Third, and conclusively, this court has the ability to render meaningful review of the order upon a final judgment. Nothing puts this order beyond the scope of this court's review. We clearly have the ability to reverse an adverse judgment based on inadmissable evidence. See, e.g., Mersch v. City of Dallas, 207 F.3d 732, 736 (5th Cir.2000) (reversing the district court and rendering judgment after ruling that key evidence was inadmissable).


In Acosta, this court found that, on those facts, the order was an appealable collateral order under Cohen. Acosta ran counter to the general but not inviolate rule that discovery orders are not appealable. However, on the facts and circumstances of this case, the Rule 35 order does not qualify as a collateral order under Cohen, and, as a result, this Rule 35 order is not appealable.
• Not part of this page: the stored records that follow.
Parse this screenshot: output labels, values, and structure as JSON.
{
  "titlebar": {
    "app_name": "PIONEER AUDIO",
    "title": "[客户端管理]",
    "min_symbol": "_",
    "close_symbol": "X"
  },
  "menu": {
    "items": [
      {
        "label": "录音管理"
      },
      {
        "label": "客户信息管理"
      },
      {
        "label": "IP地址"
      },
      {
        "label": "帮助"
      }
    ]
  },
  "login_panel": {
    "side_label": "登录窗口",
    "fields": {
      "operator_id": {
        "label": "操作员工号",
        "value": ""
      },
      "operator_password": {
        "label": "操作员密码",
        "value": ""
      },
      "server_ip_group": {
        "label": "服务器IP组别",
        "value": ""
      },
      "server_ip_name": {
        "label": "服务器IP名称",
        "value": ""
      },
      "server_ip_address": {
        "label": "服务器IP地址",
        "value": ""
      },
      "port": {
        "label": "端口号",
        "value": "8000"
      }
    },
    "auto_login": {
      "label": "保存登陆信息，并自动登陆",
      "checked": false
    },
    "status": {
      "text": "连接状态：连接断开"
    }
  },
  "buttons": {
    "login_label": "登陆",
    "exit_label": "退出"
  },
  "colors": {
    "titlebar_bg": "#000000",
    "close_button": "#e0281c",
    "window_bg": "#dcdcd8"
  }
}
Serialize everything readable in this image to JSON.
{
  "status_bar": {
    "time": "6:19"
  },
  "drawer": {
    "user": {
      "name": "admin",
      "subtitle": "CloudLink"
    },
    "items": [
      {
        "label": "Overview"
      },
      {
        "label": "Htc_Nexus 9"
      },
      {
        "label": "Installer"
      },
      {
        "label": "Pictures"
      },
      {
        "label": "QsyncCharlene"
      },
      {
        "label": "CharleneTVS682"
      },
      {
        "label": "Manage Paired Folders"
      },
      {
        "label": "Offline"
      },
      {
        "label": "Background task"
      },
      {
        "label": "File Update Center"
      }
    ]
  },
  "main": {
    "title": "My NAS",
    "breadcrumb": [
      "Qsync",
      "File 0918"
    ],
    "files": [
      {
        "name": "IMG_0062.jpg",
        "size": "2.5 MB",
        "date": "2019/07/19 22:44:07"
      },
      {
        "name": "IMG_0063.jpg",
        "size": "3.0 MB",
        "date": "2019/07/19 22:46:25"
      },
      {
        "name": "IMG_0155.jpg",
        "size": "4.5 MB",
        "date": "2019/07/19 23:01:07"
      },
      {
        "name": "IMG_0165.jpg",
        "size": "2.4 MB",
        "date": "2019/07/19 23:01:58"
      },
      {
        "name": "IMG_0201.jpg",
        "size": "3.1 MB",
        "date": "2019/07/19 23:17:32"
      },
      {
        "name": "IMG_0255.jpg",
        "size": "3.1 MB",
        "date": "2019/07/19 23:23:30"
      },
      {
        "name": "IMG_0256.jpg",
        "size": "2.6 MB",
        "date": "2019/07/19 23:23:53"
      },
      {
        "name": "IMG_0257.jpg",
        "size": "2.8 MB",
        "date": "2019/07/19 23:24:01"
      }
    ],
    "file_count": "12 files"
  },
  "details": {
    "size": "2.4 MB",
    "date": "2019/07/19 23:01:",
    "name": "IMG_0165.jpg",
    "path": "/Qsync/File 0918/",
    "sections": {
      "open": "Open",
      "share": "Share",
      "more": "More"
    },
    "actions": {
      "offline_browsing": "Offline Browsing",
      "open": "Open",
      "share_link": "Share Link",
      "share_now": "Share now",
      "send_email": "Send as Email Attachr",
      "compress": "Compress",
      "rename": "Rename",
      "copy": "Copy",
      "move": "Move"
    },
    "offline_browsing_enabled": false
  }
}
Accordingly, we are without jurisdiction to address the order's merits.6



Because the court is without jurisdiction, we DISMISS the appeal.



Both Goodman and Deputy Ashabranner filed a notice of appeal from the district court's summary judgment order. This court,sua sponte, noted potential jurisdictional defects in that the appeal was from a partial grant of summary judgment and directed the parties to address the jurisdictional issue in their briefs. We take no position on the court's jurisdiction over the subsequent appeal; there has been no effort to consolidate the instant appeal with the subsequent one.


Since the parties filed their respective notices of appeal, there has been no other substantive activity on the district court docket


TheAcosta court held that: (1) "the district court's order conclusively determine[d] the disputed issue" and the order was "finished and conclusive," (2) "the ability of a trial court to coerce a party to submit to a vocational examination and interview, without the presence of counsel, is a serious question of law," (3) "the order clearly resolves a discovery issue that is distinct from the merits of [the] claim," and (4) "a delay or postponement of review would cause irreparable harm to [the appellant]." 913 F.2d at 208. Based on these findings, the court determined that, under the Cohen doctrine, the Rule 35 order qualified as a collateral order and was subject to immediate review. Id.


Goodman also cites toReise v. Board of Regents of the University of Wisconsin System, where a panel of the Seventh Circuit expressly disagreed with Acosta and declined to find jurisdiction over a Rule 35 order under the Cohen doctrine. 957 F.2d 293, 294 (7th Cir. 1992). The Reise court observed that "the reasoning of Acosta would make every discovery order appealable." Id. at 295.


Indeed the post-appeal developments and questionable continuing viability of this order underscore the rationale of limiting our appellate jurisdiction. As events develop in ongoing litigation, issues that once appeared to the litigants to be of major significance often dissipate or are overtaken by subsequent events. To allow dissatisfied parties to file appeals with this court at each unsatisfactory ruling, without the benefit of perspective on the issue contested, would result in a neverending cycle of motions, orders, and appeals. Our appellate system was designed to avoid this situation


Our jurisdictional determination is not an endorsement of the merits of the Rule 35 order. We note that the requirements of Rule 35 "are not met by mere conclusory allegations of the pleadings—nor by mere relevance to the case—but require an affirmative showing by the movant that each condition as to which the examination is sought is really and genuinely in controversy and that good cause exists for ordering each particular examination."Schlagenhauf v. Holder, 379 U.S. 104, 118, 85 S.Ct. 234, 13 L.Ed.2d 152 (1964).